A visitor looks through a sunlit window into a cave full of centuries-old Jewish ossuaries, or bone boxes, on the Mount of Olives in Jerusalem. Ossuaries have been used for the internment of skeletal remains by many different cultures throughout history, but they were especially popular among Jews of the Second Temple Period (40 B.C. – 135 A.D.). These date to that time.
A Catholic souvenir shop within Jerusalem’s old city.
Murat and Servet’s wedding in the southeastern province of Kahramanmaraş was a typically chaotic celebration with plenty of dancing, attended by just about as many people as could comfortably fit on the (very large) dance floor. The entire town is often invited to a wedding in Turkey, and the more people come the greater the honor for the father of the groom.
In front of a shop on the street in Ankara. From top to bottom: a hand-woven kilim, probably Armenian or Moldavian; a hand-embroidered souzani, possibly from Uzbekistan; and an old hand-carved wooden trousseau chest made in Turkey, whether Ankara, Istanbul or one of the towns closer to the Black Sea.
Men spend the day at the corner tea house in Tarsus, Turkey, wearing their traditional shalwar pants.

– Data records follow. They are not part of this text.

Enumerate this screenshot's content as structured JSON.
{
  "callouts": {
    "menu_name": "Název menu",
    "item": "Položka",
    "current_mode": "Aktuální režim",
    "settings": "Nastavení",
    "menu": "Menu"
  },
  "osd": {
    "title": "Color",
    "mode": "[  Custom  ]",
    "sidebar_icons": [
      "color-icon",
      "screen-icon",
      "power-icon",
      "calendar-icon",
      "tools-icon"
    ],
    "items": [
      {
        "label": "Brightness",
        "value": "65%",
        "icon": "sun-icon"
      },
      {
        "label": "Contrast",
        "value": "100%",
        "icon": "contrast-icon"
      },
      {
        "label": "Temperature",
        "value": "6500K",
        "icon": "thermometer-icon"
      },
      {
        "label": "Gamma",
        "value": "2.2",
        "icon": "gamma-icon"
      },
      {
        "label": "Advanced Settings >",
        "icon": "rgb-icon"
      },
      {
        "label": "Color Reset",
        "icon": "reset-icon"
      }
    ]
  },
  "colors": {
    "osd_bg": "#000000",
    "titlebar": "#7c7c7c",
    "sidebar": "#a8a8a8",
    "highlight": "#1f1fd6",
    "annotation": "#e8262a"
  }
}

The shadow of the Ottomans is still visible in many clothing styles worn throughout Turkey today. Although I haven’t seen Ottoman-style leather slippers like this worn by anybody I know in Ankara, presumably somebody wears them if they are on sale at the shop in the Ulus neighborhood where I took this picture. Then again, they could be just for tourists. That doesn’t mean that old-fashioned Ottoman dress isn’t still alive and well in many parts of the country. Shalwar pants like those worn as far east as Afghanistan are still in fashion for men and women in southeast Anatolia, starting in Tarsus.
I like this one a lot for some reason. I think the color of the car works well with the green in the grass, and meanwhile the hill and the houses make for a nice composition together. This is Safranbolu again, still in the old town, with these houses providing an example of what the 18th and 19th century Ottoman architecture looks like when it hasn’t been restored.